INPUT DATA →

=== Section Start ===

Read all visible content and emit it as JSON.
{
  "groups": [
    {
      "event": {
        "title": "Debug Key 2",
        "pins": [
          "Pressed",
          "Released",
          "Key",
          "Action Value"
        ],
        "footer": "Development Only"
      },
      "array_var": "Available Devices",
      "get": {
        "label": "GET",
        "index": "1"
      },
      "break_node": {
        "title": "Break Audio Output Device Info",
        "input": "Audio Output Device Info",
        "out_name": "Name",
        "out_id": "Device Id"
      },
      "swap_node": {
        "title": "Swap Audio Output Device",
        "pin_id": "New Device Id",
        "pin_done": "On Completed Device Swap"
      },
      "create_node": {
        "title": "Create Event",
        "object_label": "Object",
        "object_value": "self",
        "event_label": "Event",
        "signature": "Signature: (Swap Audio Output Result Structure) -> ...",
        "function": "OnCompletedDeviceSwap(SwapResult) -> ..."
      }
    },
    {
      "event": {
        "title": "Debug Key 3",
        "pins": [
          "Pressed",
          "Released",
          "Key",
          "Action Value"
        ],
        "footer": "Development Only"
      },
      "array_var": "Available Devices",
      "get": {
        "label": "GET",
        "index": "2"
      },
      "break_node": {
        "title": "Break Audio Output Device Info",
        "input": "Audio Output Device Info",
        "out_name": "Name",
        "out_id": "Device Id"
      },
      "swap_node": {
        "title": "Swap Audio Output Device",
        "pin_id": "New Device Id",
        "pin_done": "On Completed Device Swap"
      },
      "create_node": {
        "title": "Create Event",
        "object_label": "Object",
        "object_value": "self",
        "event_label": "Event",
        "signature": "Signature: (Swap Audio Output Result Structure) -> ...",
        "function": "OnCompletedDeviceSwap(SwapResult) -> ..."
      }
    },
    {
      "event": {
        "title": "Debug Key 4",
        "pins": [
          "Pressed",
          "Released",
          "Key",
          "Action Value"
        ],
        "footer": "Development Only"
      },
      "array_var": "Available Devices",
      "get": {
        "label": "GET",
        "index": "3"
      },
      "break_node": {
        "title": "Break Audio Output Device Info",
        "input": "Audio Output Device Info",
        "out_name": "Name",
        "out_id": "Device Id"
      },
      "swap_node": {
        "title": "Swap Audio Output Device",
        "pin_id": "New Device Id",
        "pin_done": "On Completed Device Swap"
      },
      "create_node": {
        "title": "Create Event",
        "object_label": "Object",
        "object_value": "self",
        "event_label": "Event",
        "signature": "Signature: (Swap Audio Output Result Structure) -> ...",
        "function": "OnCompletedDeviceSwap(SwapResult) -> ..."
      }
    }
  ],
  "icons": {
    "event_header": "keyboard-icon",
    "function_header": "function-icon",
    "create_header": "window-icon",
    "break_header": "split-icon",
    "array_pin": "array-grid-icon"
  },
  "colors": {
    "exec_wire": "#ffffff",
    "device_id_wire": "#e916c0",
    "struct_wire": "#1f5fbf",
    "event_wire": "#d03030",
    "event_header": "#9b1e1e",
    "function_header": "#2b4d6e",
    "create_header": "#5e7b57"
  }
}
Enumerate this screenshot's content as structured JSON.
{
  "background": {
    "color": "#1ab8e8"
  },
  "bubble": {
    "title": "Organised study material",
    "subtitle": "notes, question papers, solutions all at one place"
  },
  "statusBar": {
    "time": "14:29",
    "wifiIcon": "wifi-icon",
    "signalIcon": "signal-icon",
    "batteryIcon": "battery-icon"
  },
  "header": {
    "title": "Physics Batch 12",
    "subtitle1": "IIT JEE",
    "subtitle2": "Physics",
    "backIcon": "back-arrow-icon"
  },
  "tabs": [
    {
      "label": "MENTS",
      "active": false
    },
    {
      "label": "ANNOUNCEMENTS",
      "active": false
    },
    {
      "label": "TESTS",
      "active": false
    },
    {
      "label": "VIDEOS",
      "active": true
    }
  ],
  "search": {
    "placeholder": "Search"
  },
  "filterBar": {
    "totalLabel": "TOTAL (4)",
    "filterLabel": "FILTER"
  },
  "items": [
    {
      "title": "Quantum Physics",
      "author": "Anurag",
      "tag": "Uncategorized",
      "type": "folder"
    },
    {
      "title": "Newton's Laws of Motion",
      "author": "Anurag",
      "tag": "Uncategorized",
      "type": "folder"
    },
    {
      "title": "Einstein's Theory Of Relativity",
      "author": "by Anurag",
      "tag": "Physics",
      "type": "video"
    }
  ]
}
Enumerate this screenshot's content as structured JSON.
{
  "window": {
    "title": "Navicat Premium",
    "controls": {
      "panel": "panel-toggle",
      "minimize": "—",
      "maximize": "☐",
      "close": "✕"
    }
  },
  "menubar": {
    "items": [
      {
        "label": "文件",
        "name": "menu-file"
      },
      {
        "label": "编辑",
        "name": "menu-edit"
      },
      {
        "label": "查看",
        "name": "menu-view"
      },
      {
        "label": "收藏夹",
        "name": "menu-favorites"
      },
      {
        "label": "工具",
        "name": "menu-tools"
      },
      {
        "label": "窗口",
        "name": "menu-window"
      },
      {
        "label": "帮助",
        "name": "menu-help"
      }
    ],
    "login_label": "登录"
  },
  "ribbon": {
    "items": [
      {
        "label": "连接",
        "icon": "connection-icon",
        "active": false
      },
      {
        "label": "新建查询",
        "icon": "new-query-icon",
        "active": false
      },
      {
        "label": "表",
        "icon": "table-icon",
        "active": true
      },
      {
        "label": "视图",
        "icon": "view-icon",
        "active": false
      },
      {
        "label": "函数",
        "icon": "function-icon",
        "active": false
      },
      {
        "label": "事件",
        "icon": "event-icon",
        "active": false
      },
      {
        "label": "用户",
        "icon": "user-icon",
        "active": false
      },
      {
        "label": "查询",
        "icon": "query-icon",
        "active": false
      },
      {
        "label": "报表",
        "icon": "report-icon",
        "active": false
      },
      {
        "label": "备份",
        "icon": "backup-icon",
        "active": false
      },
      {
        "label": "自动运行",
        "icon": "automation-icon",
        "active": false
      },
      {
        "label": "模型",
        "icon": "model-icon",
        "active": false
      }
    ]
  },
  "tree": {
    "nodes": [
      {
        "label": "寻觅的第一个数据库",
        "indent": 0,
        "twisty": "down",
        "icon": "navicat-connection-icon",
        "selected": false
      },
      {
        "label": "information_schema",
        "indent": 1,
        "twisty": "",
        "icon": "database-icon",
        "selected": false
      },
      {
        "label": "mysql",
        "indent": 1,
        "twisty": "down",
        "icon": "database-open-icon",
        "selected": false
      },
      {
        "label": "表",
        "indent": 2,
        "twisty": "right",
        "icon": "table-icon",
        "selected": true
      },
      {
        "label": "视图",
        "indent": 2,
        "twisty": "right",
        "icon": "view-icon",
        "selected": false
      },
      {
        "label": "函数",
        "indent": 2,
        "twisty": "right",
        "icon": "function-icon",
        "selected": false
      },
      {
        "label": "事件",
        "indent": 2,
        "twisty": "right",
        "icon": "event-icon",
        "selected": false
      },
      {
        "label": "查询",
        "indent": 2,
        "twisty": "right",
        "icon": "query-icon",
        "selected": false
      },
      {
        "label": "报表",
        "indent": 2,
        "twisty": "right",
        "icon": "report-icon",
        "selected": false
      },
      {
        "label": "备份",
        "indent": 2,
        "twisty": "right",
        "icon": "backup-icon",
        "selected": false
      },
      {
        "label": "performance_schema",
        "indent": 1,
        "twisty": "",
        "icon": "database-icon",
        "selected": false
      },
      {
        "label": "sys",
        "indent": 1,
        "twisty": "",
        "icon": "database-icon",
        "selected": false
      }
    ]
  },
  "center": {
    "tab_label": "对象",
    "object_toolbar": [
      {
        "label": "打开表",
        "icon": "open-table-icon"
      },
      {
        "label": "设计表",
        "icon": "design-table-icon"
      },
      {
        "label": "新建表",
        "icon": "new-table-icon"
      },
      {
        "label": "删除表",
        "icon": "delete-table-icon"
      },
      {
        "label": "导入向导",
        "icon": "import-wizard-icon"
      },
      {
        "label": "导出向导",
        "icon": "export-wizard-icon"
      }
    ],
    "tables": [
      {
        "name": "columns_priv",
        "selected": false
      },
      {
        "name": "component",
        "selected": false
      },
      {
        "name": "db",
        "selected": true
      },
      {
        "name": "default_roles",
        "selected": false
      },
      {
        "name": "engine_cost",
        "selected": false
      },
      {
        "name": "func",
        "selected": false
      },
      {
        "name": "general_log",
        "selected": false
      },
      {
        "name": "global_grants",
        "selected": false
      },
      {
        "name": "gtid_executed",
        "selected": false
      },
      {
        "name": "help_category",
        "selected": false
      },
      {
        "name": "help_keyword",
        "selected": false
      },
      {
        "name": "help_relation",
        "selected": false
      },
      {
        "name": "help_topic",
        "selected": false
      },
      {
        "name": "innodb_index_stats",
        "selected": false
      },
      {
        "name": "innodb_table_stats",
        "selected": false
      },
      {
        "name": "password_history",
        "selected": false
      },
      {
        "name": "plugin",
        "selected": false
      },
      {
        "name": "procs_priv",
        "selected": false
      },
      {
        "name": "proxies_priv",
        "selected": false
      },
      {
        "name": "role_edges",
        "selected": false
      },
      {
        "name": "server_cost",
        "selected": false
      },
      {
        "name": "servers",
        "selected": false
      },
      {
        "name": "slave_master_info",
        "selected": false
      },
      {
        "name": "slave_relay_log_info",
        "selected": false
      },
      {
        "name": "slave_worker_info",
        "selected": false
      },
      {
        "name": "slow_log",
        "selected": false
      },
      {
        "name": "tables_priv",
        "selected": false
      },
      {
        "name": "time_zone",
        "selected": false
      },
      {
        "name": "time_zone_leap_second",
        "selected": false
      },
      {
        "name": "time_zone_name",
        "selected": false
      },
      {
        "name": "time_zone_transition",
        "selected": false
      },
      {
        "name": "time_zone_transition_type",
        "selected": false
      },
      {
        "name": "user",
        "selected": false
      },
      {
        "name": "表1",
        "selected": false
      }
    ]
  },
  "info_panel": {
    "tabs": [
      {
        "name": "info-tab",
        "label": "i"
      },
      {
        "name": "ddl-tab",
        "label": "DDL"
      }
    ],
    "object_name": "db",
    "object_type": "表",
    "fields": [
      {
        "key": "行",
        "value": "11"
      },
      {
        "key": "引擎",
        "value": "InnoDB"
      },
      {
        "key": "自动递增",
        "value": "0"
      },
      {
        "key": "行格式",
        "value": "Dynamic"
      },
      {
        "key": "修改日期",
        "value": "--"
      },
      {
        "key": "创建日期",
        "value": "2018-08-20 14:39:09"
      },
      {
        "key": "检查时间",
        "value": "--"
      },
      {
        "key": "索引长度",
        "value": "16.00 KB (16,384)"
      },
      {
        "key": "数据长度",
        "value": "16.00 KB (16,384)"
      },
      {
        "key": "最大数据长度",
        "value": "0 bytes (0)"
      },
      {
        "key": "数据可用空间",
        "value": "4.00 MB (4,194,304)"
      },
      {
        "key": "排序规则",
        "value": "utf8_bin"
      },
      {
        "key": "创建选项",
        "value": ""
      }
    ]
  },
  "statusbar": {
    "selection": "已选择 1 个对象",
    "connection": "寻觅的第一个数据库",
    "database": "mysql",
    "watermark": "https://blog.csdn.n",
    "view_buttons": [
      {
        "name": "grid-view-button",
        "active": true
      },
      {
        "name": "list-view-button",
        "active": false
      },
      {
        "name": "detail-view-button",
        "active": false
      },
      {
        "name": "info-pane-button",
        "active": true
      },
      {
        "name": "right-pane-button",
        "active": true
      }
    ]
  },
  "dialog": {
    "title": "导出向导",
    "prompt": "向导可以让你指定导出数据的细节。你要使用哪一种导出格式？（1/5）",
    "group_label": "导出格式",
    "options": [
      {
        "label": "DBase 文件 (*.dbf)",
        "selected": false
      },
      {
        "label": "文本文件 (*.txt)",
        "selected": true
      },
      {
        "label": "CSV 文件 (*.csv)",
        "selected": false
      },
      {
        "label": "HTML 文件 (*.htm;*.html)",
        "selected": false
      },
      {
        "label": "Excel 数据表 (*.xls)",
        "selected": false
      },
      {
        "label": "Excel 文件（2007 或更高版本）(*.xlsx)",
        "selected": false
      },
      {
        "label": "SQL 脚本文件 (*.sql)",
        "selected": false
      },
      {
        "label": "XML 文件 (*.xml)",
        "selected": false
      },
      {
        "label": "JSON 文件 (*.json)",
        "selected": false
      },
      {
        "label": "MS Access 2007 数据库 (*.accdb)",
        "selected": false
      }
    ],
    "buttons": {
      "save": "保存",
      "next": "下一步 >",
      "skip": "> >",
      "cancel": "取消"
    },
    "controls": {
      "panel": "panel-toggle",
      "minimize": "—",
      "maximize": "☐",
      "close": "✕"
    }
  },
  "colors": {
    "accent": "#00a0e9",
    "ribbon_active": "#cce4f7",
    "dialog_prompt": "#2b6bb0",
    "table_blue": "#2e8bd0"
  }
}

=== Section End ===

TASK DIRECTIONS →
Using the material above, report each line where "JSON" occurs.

TASK OUTPUT →
Read all visible content and emit it as JSON.
Enumerate this screenshot's content as structured JSON.
Enumerate this screenshot's content as structured JSON.
        "label": "JSON 文件 (*.json)",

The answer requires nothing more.